***** Records for processing

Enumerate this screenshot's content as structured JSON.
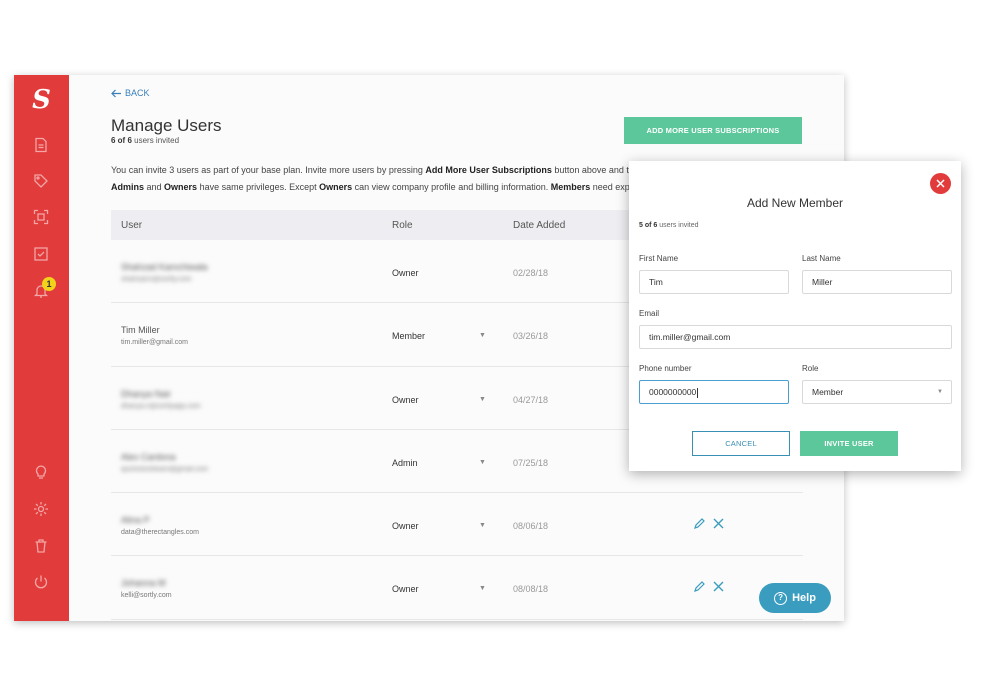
{
  "brand": {
    "logo": "S",
    "accent": "#e23b3b",
    "green": "#5cc79b"
  },
  "sidebar": {
    "notification_count": "1",
    "icons": [
      "document-icon",
      "tag-icon",
      "scan-icon",
      "checklist-icon",
      "bell-icon",
      "lightbulb-icon",
      "gear-icon",
      "trash-icon",
      "power-icon"
    ]
  },
  "header": {
    "back_label": "BACK",
    "title": "Manage Users",
    "count_bold": "6 of 6",
    "count_rest": " users invited",
    "add_subscriptions": "ADD MORE USER SUBSCRIPTIONS"
  },
  "info": {
    "line1_a": "You can invite 3 users as part of your base plan. Invite more users by pressing ",
    "line1_b": "Add More User Subscriptions",
    "line1_c": " button above and th",
    "line2_a": "Admins",
    "line2_b": " and ",
    "line2_c": "Owners",
    "line2_d": " have same privileges. Except ",
    "line2_e": "Owners",
    "line2_f": " can view company profile and billing information. ",
    "line2_g": "Members",
    "line2_h": " need explic"
  },
  "table": {
    "headers": {
      "user": "User",
      "role": "Role",
      "date": "Date Added"
    },
    "rows": [
      {
        "name": "Shahzad Kamchiwala",
        "email": "shahzad.k@sortly.com",
        "role": "Owner",
        "date": "02/28/18",
        "blur_name": true,
        "blur_email": true,
        "has_caret": false,
        "has_actions": false
      },
      {
        "name": "Tim Miller",
        "email": "tim.miller@gmail.com",
        "role": "Member",
        "date": "03/26/18",
        "blur_name": false,
        "blur_email": false,
        "has_caret": true,
        "has_actions": false
      },
      {
        "name": "Dhanya Nair",
        "email": "dhanya.n@sortlyapp.com",
        "role": "Owner",
        "date": "04/27/18",
        "blur_name": true,
        "blur_email": true,
        "has_caret": true,
        "has_actions": false
      },
      {
        "name": "Alex Cardona",
        "email": "quickstockteam@gmail.com",
        "role": "Admin",
        "date": "07/25/18",
        "blur_name": true,
        "blur_email": true,
        "has_caret": true,
        "has_actions": false
      },
      {
        "name": "Alina P",
        "email": "data@therectangles.com",
        "role": "Owner",
        "date": "08/06/18",
        "blur_name": true,
        "blur_email": false,
        "has_caret": true,
        "has_actions": true
      },
      {
        "name": "Johanna M",
        "email": "kelli@sortly.com",
        "role": "Owner",
        "date": "08/08/18",
        "blur_name": true,
        "blur_email": false,
        "has_caret": true,
        "has_actions": true
      }
    ]
  },
  "help": {
    "label": "Help",
    "glyph": "?"
  },
  "modal": {
    "title": "Add New Member",
    "count_bold": "5 of 6",
    "count_rest": " users invited",
    "first_name_label": "First Name",
    "first_name_value": "Tim",
    "last_name_label": "Last Name",
    "last_name_value": "Miller",
    "email_label": "Email",
    "email_value": "tim.miller@gmail.com",
    "phone_label": "Phone number",
    "phone_value": "0000000000",
    "role_label": "Role",
    "role_value": "Member",
    "cancel_label": "CANCEL",
    "invite_label": "INVITE USER"
  }
}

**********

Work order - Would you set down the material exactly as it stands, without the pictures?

Task output -
Enumerate this screenshot's content as structured JSON.
{
  "brand": {
    "logo": "S",
    "accent": "#e23b3b",
    "green": "#5cc79b"
  },
  "sidebar": {
    "notification_count": "1",
    "icons": [
      "document-icon",
      "tag-icon",
      "scan-icon",
      "checklist-icon",
      "bell-icon",
      "lightbulb-icon",
      "gear-icon",
      "trash-icon",
      "power-icon"
    ]
  },
  "header": {
    "back_label": "BACK",
    "title": "Manage Users",
    "count_bold": "6 of 6",
    "count_rest": " users invited",
    "add_subscriptions": "ADD MORE USER SUBSCRIPTIONS"
  },
  "info": {
    "line1_a": "You can invite 3 users as part of your base plan. Invite more users by pressing ",
    "line1_b": "Add More User Subscriptions",
    "line1_c": " button above and th",
    "line2_a": "Admins",
    "line2_b": " and ",
    "line2_c": "Owners",
    "line2_d": " have same privileges. Except ",
    "line2_e": "Owners",
    "line2_f": " can view company profile and billing information. ",
    "line2_g": "Members",
    "line2_h": " need explic"
  },
  "table": {
    "headers": {
      "user": "User",
      "role": "Role",
      "date": "Date Added"
    },
    "rows": [
      {
        "name": "Shahzad Kamchiwala",
        "email": "shahzad.k@sortly.com",
        "role": "Owner",
        "date": "02/28/18",
        "blur_name": true,
        "blur_email": true,
        "has_caret": false,
        "has_actions": false
      },
      {
        "name": "Tim Miller",
        "email": "tim.miller@gmail.com",
        "role": "Member",
        "date": "03/26/18",
        "blur_name": false,
        "blur_email": false,
        "has_caret": true,
        "has_actions": false
      },
      {
        "name": "Dhanya Nair",
        "email": "dhanya.n@sortlyapp.com",
        "role": "Owner",
        "date": "04/27/18",
        "blur_name": true,
        "blur_email": true,
        "has_caret": true,
        "has_actions": false
      },
      {
        "name": "Alex Cardona",
        "email": "quickstockteam@gmail.com",
        "role": "Admin",
        "date": "07/25/18",
        "blur_name": true,
        "blur_email": true,
        "has_caret": true,
        "has_actions": false
      },
      {
        "name": "Alina P",
        "email": "data@therectangles.com",
        "role": "Owner",
        "date": "08/06/18",
        "blur_name": true,
        "blur_email": false,
        "has_caret": true,
        "has_actions": true
      },
      {
        "name": "Johanna M",
        "email": "kelli@sortly.com",
        "role": "Owner",
        "date": "08/08/18",
        "blur_name": true,
        "blur_email": false,
        "has_caret": true,
        "has_actions": true
      }
    ]
  },
  "help": {
    "label": "Help",
    "glyph": "?"
  },
  "modal": {
    "title": "Add New Member",
    "count_bold": "5 of 6",
    "count_rest": " users invited",
    "first_name_label": "First Name",
    "first_name_value": "Tim",
    "last_name_label": "Last Name",
    "last_name_value": "Miller",
    "email_label": "Email",
    "email_value": "tim.miller@gmail.com",
    "phone_label": "Phone number",
    "phone_value": "0000000000",
    "role_label": "Role",
    "role_value": "Member",
    "cancel_label": "CANCEL",
    "invite_label": "INVITE USER"
  }
}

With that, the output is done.